1. 360 degrees visitor experiences

Seeing the whole event through the eyes of the visitor is key to developing a lasting experience. And that starts already way before the event itself takes place, and it continues after the show, too. Try to explore what your attendees really value, and deliver the utmost service. When thinking about business development and how to improve your show, this is an ideal starting point. I have compiled a number of best practice examples from around the world here in my blog, which you can find here. They cover experience design, interaction tools as well as new event formats like un-conferences, that put the visitor right in the center of the action.

2. Digital technology

It seems that the opportunities that event and trade show technologies offer have mushroomed in recent years. Whether you’re set out to streamline your processes, deliver better service, enhance the event experience, lower your cost or improve the team performance, the solutions are there. Click here for a list of amazing event tech trends that take your event to the next level. Virtual events, apps, cloud-based online services, SaaS, augmented reality… there are lots of opportunities out there at your disposal to “augment” your event performance.

3. Vmax for exhibitors and sponsors (V = Value!)

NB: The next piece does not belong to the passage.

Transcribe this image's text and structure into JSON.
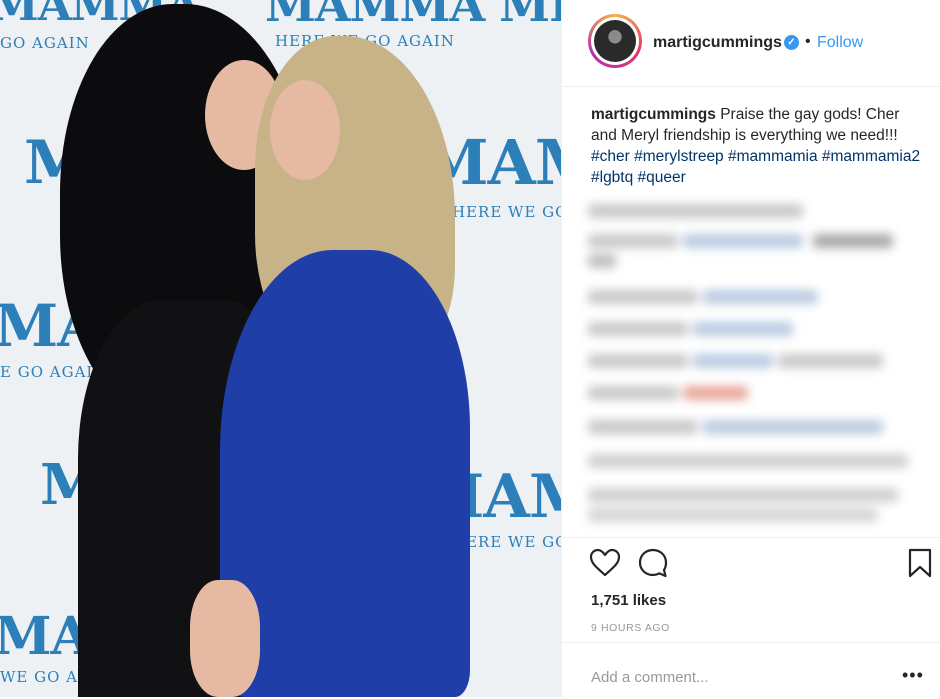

Exhibitors are no longer satisfied just by booking space and doing their thing on their own stand. They require additional promotional opportunities that make them stand our from the crowd and communicate their brand in an optimum way.  Creativity and exclusivity are key factors, and involving the exhibitors in the creation process of such branding opportunities is always a good idea. Click here to find examples of how organizers offer enhanced branding for their exhibitors and sponsors.

4. Social Media

I am convinced social media will revolutionize the way we communicate around our events and market them. Dialogue, not monologue is the way to move forward. The classic communication channels like website, email marketing, brochures etc. are anything but dead! But a good mix of all those marketing activities is advisable – with a growing percentage of social media cultivation. Check my blog entries on social media for events here for inspiration.

I think it is recommendable in any strategy process or brainstorming session for trade show and conference organizers to bear those growth opportunities in mind – and to explore best cases where other organizers have implemented exciting new concepts.

Take a look at this great post from Alison Hall with Corporate Meetings & Incentives, on what you can learn from the TED conferences. This is exactly what I mean by being inspired by best practice examples from outstanding minds in our industry.

Let’s continue the discussion here and/or on Twitter!